[PROVISIONAL TRANSLATION FROM PERSIAN]

 

[Translator’s notes appear in square brackets.]

[Personal information has been redacted.]

[The excerpt below is from the section of the article that pertains to the Baha’i Faith]

 

[Adapted from website:] Iran Wire

[Date:] 10 Tir 1396 [1 July 2017]

 

Haddad Junior and Detesting Baha’is

[By:] Aida Ghajar

Faridodin Haddad-Adel, the oldest son of Gholam-Ali Haddad-Adel, the head of the Academy of Persian Language and Literature of Iran and a member of the Supreme Council of Cultural Revolution of Iran, became a Twitter newsmaker. Two days ago, Faridodin Haddad-Adel, who is the headmaster of Farhang School, asked Twitter users if they knew of ingenious students in human sciences who did not have the appropriate academic means, so that he could enroll them in the Farhang School.

One Twitter user asked him whether this offer included the Baha’is who have been deprived of education. Faridodin Haddad-Adel wrote, “We have a branch in a deprived area like Sistan [province], but never a Baha’i.” He added, “We are not yet so humiliated as to become the servants of the Queen! How dare you ask such a question?”

In another tweet, about the reason for opposing the acceptance of Baha’is, he wrote, “The innocent child grew up, went to school, damaged the religion, the country and the revolution, and my colleagues and I look on with regret and grief.”

The opposition to Baha’i academic enrolment is not just a Twitter issue; it has a history of more than three decades. In the first days after the revolution, Baha’i professors were among the first groups expelled from the universities. Since 1362 [1983/1984], Baha’i students have also been barred from education. This approach became a decree of the Supreme Council of Cultural Revolution in Bahman 1369 [February 1991]: “In universities, whether on arrival or while studying, as soon as it becomes evident that they are Baha’is, they should be expelled from the university.”

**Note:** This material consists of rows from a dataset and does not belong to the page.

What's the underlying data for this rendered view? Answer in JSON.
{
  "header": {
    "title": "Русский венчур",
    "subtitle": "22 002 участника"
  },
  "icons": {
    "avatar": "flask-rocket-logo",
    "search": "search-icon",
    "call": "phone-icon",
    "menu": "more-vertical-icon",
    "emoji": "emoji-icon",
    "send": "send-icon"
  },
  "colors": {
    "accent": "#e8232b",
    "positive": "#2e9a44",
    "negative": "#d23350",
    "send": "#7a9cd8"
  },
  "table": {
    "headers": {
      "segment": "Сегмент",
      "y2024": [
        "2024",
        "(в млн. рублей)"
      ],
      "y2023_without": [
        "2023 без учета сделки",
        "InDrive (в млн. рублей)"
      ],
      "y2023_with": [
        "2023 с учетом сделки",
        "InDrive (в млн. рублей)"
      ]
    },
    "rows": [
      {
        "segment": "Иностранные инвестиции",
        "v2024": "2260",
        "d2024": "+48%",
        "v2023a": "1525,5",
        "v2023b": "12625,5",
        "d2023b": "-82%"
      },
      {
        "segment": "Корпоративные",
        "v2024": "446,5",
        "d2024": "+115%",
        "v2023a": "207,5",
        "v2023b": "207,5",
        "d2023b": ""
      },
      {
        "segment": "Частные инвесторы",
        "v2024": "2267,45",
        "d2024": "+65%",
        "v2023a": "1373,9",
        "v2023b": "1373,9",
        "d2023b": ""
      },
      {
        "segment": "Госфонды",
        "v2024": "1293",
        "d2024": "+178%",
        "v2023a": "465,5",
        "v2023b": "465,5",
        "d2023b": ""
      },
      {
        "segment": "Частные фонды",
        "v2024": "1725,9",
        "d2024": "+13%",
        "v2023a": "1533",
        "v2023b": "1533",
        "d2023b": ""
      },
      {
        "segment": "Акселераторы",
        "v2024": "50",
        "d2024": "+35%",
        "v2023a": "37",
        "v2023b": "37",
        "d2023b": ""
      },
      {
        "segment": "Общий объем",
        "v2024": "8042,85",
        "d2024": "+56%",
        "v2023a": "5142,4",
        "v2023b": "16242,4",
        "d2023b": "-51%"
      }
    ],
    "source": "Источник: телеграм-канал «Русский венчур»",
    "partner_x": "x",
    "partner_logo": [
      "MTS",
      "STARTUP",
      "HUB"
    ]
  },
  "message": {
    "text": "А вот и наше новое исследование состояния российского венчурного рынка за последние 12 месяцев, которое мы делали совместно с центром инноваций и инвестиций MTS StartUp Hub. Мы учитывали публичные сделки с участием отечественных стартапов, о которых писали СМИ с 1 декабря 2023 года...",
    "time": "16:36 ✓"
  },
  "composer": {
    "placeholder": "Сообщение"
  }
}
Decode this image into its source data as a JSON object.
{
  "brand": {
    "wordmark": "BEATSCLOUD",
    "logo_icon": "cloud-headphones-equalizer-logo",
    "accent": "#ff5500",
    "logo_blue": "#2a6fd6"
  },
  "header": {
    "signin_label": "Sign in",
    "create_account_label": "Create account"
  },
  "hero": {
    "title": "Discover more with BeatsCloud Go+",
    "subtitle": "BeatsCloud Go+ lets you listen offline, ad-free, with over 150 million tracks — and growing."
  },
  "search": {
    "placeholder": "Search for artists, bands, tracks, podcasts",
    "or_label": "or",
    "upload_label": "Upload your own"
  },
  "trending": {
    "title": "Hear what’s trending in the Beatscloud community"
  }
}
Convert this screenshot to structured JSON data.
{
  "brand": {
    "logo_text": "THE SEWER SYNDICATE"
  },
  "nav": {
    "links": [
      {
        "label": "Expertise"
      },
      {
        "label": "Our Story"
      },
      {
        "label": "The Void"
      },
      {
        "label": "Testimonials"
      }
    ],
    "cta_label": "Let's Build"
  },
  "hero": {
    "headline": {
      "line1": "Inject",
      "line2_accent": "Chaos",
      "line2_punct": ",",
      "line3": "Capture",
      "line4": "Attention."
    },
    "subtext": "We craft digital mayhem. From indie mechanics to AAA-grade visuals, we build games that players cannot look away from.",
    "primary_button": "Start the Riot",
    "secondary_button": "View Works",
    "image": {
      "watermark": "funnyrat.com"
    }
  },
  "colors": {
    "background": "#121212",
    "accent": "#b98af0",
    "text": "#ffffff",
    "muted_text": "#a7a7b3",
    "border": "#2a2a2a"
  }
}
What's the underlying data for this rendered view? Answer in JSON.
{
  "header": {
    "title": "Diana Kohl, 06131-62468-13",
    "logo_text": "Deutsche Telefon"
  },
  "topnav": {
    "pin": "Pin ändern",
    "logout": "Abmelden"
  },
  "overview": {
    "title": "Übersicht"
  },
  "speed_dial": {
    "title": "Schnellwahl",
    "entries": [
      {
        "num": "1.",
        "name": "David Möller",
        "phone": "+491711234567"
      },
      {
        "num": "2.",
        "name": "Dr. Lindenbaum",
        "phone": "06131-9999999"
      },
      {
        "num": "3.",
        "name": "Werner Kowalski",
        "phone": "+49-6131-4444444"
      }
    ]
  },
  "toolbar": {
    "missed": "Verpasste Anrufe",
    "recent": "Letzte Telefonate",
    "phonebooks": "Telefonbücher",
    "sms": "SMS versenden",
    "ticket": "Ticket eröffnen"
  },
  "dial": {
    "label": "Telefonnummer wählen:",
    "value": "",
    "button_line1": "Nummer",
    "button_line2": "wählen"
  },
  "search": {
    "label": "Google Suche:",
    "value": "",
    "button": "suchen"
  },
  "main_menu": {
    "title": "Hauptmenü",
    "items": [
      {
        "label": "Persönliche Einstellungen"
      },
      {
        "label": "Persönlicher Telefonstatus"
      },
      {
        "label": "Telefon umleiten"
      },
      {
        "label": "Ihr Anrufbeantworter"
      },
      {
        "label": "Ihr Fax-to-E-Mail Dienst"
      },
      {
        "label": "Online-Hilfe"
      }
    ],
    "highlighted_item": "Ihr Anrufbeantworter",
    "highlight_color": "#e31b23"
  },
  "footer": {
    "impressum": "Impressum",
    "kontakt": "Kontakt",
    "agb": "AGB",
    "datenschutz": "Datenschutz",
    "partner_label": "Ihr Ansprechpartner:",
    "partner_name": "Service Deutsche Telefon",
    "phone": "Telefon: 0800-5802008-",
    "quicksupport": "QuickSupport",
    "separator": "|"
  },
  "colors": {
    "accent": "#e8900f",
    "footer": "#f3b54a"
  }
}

In 1366 [1987/1988], the Baha’is expelled from the universities set up the virtual Baha’i Institute for Higher Education (BIHE) to educate Baha’i youth, but since 1377 [1998/1999], the government of the Islamic Republic, despite its initial soft approach, adopted a tough policy against this cultural practice. This year, [security] agents raided the homes of hundreds of Baha’is affiliated with this Institution, detained them, and confiscated the virtual university’s educational property and teaching aids. Ever since, the Institute’s activities have been severely restricted, and Baha’i youth who are barred or expelled from national universities for religious reasons are facing an education crisis.

In 1395 [2016/2017], the “Education is Not a Crime” campaign was launched to inform [the public] about the situation of Baha’is in Iran and to combat educational discrimination against them, but the exclusion of Baha’i students from universities under Hassan Rouhani has not changed much. Over the past five years, at least 30 Baha’i students have been expelled and thousands have been barred from entering the university.

Although the possibility of education for Baha’is at lower levels has not been denied, in August 1392 [2013/2014], Ayatollah Ali Khamenei, in response to a question about Muslim students’ contact with Baha’i students, such as shaking hands or use of common facilities such as cleaning instruments, drinking taps, soap, etc. issued a fatwa: “All followers of the perverse Baha’i sect, are designated as religious najasat[1], and if they [Baha’is] come in contact with anything, it is obligatory [for Muslims] to observe the rules of taharat[2] in relation to matters that are conditional on taharat.”

The existence of strict religious practices that consider Baha’is najis[3] and “misguided” has led to physical clashes and killings of Baha’is over the past decades. These clashes and killings of Baha’is have been carried out either in an organized and systematic manner by the government or by some extremist citizens who have the support of the government.

Reactions to Faridodin Haddad-Adel were not limited to his opposition to the registration of the Baha’is. Some users have written about their experiences while studying at this school. A user named Sheida Maleki, in response to the invitation of the principal of the Farhang School, has warned, “If you know an ingenious student in the field of humanities, it would be better for them not to approach this high school so that their humanity is not questioned by the school staff.”

Faridodin Haddad-Adel’s recent tweets were in line with Ayatollah Khamenei’s recent decrees. They say that he has carried out the orders of the supreme leader of the Islamic Republic, and [the tweets] were culturally self-motivated and clean. His work has not been self-motivated, but has been the product of nepotism and closeness to power, but it is probably clean from the leadership’s point of view since it is against the Baha’is.

 

 

[1] [Najasat: Uncleanliness, impurity]

[2] [Taharat:  Cleanliness and purification according to Islamic religious laws]

[3] [Najis:  Ritually impure/unclean]